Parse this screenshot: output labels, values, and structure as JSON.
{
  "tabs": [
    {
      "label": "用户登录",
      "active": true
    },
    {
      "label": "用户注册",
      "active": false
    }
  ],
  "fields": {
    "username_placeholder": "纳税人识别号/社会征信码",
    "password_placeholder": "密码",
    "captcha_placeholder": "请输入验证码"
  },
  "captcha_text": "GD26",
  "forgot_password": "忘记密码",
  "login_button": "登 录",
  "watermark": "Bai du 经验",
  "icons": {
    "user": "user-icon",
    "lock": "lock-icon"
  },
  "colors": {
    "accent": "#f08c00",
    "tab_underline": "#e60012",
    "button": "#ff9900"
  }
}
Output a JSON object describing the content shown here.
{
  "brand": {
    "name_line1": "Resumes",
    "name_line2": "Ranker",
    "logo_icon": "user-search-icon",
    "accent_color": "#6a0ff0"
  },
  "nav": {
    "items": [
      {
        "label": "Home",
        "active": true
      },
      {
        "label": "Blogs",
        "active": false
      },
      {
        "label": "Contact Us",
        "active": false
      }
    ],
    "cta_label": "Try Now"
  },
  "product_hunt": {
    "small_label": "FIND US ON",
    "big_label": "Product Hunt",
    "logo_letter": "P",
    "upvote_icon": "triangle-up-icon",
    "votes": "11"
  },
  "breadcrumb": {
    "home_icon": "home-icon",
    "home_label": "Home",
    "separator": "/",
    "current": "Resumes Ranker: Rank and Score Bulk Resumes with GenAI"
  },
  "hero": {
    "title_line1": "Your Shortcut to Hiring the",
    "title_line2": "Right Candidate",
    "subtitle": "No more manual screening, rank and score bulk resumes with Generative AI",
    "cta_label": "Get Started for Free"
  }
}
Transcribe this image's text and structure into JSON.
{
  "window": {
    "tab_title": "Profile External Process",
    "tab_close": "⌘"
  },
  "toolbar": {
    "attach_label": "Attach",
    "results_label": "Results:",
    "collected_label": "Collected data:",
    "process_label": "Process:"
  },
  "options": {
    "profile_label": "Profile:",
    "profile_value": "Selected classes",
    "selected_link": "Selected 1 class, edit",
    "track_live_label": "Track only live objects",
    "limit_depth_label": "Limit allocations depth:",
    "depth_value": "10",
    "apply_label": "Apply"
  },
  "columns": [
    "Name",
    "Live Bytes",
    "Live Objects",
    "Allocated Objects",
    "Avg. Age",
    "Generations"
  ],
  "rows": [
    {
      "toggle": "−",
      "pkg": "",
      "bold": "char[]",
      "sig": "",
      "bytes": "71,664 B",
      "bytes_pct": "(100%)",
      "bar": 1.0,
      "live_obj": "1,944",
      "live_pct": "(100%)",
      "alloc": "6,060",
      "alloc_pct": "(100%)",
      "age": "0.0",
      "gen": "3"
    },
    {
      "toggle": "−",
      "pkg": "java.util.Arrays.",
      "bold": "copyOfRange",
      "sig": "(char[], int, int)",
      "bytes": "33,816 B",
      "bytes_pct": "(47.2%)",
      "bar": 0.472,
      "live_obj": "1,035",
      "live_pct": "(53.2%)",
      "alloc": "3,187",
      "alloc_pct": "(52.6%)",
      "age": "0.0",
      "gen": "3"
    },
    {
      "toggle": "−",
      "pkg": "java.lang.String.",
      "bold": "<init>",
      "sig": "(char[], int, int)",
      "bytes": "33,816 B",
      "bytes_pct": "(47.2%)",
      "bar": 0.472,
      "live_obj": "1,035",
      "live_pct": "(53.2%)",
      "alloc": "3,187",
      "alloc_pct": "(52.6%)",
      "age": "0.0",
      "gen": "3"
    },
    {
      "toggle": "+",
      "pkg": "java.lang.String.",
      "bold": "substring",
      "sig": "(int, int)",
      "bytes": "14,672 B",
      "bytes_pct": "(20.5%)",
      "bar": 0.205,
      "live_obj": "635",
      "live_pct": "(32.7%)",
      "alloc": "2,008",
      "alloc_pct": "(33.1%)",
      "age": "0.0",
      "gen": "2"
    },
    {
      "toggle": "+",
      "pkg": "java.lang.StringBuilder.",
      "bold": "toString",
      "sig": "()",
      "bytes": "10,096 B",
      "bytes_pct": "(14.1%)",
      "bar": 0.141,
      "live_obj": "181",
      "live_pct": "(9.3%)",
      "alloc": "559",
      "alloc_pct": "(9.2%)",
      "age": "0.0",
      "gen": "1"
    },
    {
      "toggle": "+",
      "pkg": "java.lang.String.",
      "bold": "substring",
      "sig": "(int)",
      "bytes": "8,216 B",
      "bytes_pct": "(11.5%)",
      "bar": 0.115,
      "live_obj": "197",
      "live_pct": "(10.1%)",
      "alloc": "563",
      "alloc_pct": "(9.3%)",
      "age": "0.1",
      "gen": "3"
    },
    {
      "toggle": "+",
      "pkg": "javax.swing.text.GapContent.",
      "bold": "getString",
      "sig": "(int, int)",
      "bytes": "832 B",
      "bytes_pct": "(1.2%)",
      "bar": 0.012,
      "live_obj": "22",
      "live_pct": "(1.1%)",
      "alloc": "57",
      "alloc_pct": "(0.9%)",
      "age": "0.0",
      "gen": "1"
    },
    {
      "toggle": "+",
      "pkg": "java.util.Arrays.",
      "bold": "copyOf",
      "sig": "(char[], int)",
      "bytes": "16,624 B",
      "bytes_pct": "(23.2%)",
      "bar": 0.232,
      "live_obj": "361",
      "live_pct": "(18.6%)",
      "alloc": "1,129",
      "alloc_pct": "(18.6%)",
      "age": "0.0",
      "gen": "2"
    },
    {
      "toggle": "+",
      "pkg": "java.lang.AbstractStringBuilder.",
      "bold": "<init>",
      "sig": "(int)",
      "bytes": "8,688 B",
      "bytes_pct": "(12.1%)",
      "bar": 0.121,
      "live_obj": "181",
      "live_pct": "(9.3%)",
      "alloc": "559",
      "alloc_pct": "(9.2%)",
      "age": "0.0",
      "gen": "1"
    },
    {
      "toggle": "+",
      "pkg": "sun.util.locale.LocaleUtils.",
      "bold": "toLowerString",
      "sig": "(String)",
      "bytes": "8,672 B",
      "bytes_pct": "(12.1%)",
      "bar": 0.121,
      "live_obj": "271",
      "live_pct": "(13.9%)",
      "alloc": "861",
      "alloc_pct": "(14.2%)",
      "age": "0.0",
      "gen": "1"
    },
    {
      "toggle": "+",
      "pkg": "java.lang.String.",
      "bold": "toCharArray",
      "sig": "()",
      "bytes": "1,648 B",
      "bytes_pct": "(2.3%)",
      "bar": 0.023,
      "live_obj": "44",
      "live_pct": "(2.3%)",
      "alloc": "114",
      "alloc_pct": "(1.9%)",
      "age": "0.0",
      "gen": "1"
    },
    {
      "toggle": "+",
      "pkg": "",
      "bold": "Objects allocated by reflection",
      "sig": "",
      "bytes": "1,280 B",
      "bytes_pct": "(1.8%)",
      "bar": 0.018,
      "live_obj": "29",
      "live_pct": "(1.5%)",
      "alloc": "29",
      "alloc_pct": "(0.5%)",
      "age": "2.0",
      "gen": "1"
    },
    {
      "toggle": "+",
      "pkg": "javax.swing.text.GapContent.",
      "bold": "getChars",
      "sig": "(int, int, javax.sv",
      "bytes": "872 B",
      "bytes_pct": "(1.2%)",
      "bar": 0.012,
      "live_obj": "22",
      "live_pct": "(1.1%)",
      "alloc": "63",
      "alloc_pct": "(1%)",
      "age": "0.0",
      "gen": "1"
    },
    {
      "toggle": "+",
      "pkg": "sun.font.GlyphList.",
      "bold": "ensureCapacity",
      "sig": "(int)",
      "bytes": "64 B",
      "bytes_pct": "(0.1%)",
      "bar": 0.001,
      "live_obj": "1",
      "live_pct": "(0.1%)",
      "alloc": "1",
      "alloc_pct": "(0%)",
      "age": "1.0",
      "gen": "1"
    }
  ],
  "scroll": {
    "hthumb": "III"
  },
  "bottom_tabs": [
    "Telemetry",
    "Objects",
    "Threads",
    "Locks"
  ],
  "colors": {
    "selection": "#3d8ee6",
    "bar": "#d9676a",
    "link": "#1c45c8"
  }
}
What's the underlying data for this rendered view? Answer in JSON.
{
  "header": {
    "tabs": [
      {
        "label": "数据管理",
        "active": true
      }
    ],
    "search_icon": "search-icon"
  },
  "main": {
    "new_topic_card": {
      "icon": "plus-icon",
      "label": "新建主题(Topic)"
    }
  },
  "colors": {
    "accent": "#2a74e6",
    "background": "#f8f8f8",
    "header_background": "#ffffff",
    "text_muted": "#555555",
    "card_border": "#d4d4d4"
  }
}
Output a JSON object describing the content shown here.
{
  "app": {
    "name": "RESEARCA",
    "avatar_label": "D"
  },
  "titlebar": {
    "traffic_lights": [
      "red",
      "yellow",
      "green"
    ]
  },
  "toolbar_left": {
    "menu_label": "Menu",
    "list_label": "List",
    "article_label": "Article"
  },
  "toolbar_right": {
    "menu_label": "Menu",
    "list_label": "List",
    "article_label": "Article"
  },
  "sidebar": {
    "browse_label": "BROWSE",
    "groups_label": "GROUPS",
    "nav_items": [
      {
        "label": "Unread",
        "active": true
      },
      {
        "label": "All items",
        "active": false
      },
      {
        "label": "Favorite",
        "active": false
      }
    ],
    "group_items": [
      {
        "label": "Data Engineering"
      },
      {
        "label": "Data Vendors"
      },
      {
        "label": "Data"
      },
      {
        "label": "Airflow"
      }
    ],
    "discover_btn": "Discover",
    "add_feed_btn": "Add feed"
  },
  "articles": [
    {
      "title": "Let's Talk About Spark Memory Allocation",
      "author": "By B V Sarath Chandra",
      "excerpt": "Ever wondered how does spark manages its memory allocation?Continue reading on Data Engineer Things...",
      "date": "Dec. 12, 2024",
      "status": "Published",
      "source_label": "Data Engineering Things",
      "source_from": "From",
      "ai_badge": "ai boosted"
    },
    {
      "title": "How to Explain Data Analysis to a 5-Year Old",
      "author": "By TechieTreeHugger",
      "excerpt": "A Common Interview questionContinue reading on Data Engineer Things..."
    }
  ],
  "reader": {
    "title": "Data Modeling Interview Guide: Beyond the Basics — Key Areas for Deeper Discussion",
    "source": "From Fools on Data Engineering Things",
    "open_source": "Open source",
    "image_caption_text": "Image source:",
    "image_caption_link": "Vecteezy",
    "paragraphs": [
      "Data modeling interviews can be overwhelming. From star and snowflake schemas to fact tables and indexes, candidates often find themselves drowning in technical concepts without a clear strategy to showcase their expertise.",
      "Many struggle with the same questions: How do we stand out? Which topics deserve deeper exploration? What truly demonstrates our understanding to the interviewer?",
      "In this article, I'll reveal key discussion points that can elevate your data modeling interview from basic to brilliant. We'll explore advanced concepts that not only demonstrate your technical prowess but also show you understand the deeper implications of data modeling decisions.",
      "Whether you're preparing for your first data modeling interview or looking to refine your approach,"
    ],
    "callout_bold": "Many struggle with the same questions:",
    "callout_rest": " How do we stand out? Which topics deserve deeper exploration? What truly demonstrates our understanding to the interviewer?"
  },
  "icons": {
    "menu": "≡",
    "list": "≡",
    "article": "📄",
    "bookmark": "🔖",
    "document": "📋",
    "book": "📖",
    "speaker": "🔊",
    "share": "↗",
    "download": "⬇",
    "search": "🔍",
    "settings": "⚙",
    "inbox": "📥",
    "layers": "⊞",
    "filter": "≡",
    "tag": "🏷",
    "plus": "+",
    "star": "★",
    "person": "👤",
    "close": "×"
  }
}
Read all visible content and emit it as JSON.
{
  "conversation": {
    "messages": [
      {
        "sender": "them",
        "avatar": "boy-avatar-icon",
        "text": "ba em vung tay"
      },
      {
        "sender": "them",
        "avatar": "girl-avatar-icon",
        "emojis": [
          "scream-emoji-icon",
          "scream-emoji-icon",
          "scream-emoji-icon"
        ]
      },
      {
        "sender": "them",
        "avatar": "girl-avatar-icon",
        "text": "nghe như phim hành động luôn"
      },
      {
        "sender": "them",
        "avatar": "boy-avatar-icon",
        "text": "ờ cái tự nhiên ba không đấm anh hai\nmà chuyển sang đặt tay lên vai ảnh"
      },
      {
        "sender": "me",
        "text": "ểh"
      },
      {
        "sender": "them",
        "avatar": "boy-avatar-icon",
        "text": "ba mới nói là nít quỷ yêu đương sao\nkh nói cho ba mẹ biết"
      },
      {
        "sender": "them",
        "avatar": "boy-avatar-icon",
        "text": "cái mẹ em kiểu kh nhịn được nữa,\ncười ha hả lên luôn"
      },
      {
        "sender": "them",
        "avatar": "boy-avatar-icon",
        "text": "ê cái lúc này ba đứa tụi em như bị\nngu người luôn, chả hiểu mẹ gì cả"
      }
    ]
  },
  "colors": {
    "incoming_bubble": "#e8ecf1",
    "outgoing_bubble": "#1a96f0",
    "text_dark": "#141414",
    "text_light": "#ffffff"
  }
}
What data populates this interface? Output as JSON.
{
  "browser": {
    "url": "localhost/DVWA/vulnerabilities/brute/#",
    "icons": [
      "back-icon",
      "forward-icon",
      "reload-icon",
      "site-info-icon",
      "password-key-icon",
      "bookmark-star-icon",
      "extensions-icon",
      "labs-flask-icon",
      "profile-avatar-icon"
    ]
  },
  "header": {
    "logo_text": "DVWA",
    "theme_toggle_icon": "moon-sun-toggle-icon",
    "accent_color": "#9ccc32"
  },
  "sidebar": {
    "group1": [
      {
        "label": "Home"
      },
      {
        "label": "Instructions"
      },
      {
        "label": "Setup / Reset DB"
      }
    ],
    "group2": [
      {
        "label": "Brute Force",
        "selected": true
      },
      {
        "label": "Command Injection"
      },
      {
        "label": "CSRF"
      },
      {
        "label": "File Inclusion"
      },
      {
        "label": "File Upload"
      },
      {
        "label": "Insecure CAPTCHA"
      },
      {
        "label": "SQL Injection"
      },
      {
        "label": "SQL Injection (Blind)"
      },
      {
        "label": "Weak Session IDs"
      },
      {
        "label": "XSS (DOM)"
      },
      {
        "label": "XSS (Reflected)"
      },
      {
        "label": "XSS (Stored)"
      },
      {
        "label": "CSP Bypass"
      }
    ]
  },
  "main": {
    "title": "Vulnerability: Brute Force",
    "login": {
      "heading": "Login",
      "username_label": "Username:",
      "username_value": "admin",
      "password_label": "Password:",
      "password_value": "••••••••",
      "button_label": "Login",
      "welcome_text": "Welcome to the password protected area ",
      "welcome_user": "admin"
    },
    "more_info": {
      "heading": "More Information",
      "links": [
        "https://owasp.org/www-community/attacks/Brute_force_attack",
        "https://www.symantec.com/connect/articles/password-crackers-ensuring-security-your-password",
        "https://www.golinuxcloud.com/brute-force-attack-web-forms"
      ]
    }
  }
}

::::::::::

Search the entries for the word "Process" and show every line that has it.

    "tab_title": "Profile External Process",
    "process_label": "Process:"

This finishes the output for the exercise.